The best bet is probably to go through Bicycle Retailer, and look for openings there. Their classifieds are posted online at bicycleretailer.com. It wouldn't be a bad move to take a management position at one of the bigger chains, either - a lot of those guys are drawn over to the manufacturer side.
Oct 24, 2003 8:15 AM
|All the guys I know who went from working in shops to being reps got pretty burned out pretty fast and they never had time to ride. I think the bike industry sucks on the whole. I'm glad I worked in shops from my teens through my mid twenties, but I'm glad I got out. The only way I'd consider going back in is if I started my own company or shop. But if you are really serious a good first step might be to get a part time job working in a (good) shop on the weekend.|
|Always dicey to try and turn your hobby into a real job.||innergel|
Oct 24, 2003 10:37 AM
|I've known several people who have done this in other industries, and they all have said it was a mistake. They think that because they go to work for a golf company, for instance, they'll get all these great perks and get to play golf all the time. We'll since they are out talking to customers all over the place, they never have the chance to actually go play. But they do get to go see some nice courses.
You might consider finding a rep and talking to them about the realities of the job over lunch one day. It would certainly be worth the price of lunch, and you will get some valuable insight into the profession. A college professor of mine made us do this for an assignment my junior year. Everyone in the class pissed and moaned about it, but we all learned a great deal about the realites of our chosen major.
|re: Bike Manufacturer Sales Jobs?||steel rider|
Oct 24, 2003 2:07 PM
|Good input all. I think I'm aware of most of the pitfalls you all mentioned, but it seems worth a try. I'm so burned out on schlepping software I could care less about - you know?

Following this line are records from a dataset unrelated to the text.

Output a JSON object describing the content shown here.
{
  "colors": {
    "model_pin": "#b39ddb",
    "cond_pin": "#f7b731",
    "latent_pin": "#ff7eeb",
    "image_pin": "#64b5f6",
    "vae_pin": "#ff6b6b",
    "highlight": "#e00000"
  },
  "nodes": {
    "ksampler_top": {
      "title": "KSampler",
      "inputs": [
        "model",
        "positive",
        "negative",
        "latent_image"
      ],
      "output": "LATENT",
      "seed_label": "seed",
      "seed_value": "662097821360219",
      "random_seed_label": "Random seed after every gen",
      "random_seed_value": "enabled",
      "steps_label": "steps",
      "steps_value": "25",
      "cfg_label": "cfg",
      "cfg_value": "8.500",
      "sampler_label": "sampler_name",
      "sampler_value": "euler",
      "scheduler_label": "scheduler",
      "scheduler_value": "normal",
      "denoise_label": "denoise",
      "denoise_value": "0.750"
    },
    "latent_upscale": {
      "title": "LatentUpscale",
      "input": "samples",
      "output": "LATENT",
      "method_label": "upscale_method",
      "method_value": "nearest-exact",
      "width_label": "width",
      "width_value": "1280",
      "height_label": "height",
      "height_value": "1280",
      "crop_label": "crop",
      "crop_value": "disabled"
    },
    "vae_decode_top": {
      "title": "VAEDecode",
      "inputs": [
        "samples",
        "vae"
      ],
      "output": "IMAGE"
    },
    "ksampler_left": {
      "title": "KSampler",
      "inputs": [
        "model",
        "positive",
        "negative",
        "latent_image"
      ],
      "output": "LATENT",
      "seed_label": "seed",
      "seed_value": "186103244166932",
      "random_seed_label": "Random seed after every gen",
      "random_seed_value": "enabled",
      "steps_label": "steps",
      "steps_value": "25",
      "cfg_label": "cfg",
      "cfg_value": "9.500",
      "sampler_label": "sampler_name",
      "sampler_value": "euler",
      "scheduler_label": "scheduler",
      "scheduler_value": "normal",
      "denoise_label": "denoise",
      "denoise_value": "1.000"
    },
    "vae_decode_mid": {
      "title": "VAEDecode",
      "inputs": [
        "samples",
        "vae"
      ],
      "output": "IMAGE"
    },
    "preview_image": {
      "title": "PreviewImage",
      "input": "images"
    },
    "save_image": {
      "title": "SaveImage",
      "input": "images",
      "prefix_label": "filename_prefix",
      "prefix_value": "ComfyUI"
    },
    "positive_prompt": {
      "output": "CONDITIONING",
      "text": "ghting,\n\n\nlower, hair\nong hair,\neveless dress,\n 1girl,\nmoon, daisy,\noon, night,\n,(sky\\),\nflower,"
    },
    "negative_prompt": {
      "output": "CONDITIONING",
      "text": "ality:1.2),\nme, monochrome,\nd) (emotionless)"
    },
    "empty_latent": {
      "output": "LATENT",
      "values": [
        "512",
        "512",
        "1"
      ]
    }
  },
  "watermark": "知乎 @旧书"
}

I was going to buy into a bike shop or open my own, but the weekends, inventory risks, and margins made it less appealing. Not to mention there's a plethora of shops around...
|i'm a rep and i love it||cyclist of all trades|
Oct 24, 2003 6:53 PM
|i ride alot(5-6 days a week). i do 6 overnights/month. i have 100 good biking friends. i've been doing it for 8 years.
here is my path:
1989-1995; wrench then service mngr then store mngr
1995-1996; got hired by the numero uno bike company in the world as an inside rep. worked like hell and made a name for myself
1996-present; worked like a dog to establish good relationships w/ my customers and continue to this day.